Task directions. Search the records for "Sánchez". Report every line where it occurs.
╔══
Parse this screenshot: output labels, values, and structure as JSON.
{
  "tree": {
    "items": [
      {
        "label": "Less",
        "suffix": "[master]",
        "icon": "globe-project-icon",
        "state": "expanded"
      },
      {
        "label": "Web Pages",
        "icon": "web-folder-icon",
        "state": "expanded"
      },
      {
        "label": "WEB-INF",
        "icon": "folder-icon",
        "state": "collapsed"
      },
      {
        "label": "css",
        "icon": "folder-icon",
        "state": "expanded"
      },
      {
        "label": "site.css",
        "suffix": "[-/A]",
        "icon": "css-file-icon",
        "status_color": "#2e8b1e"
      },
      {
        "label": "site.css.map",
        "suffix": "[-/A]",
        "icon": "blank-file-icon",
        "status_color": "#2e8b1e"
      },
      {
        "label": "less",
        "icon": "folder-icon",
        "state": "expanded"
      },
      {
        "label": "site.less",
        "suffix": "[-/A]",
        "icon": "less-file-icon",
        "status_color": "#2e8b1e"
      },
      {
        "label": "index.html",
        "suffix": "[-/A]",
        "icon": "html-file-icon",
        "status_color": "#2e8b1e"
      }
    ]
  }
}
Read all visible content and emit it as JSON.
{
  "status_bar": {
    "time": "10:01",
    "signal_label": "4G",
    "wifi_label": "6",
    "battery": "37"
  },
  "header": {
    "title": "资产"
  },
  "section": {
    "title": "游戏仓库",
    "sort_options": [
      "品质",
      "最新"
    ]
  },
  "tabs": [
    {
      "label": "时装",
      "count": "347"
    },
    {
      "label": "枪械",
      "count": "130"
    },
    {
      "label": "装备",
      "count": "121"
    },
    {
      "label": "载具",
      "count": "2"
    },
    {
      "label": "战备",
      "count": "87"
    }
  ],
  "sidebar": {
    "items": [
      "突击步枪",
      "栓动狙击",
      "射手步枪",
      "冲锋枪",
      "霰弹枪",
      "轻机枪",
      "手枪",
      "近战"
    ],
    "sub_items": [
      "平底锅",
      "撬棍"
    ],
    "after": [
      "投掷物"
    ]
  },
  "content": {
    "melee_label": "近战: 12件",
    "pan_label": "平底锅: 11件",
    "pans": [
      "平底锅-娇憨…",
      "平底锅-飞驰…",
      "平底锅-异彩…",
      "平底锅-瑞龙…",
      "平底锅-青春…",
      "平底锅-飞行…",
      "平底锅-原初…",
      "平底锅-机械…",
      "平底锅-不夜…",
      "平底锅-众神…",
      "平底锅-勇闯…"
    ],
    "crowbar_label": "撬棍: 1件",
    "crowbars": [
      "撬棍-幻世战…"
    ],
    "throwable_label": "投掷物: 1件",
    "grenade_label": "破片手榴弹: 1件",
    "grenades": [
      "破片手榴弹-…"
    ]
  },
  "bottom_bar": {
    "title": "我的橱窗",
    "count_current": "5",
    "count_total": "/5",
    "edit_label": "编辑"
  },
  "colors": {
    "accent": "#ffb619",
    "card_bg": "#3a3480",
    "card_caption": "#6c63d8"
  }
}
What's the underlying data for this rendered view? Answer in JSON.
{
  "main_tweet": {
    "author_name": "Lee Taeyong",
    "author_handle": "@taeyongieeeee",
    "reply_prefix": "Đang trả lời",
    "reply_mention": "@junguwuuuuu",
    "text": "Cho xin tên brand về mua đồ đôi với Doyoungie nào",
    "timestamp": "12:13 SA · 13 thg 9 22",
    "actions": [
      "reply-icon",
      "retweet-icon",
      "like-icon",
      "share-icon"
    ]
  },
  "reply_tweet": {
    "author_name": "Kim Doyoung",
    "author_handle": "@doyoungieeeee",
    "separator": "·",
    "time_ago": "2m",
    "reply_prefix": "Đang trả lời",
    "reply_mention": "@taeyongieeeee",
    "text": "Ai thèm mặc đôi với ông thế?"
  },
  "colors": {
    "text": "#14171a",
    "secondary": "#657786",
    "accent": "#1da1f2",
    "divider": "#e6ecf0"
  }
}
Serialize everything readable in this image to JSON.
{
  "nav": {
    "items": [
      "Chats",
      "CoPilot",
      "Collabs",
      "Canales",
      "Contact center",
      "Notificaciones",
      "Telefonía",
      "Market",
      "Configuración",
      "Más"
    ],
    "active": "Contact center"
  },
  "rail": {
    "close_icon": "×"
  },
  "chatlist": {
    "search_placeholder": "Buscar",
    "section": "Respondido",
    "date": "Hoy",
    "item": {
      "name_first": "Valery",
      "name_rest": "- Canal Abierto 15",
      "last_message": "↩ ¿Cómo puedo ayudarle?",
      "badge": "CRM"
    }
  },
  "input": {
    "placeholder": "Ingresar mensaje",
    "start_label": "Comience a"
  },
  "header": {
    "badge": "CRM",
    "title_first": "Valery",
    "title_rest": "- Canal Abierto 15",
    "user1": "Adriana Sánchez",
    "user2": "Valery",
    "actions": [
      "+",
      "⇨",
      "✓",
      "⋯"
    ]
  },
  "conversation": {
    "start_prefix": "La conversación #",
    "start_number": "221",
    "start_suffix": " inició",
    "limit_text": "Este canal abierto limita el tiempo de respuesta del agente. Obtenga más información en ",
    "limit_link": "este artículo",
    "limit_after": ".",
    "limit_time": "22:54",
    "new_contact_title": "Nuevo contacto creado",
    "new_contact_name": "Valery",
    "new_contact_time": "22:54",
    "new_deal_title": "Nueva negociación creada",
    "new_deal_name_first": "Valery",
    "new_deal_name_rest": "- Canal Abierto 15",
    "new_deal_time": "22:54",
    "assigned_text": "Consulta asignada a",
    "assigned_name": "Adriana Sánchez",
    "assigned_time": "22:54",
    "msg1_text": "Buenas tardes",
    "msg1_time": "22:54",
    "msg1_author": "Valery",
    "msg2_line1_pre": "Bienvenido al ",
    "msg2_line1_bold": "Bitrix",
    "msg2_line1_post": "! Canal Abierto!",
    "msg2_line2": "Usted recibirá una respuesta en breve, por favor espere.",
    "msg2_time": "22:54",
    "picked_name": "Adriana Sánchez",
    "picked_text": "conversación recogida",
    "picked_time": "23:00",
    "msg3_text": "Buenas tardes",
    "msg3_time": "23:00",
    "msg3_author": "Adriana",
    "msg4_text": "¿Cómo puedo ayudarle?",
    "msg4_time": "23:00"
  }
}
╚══
Answer to this problem.
    "user1": "Adriana Sánchez",
    "assigned_name": "Adriana Sánchez",
    "picked_name": "Adriana Sánchez",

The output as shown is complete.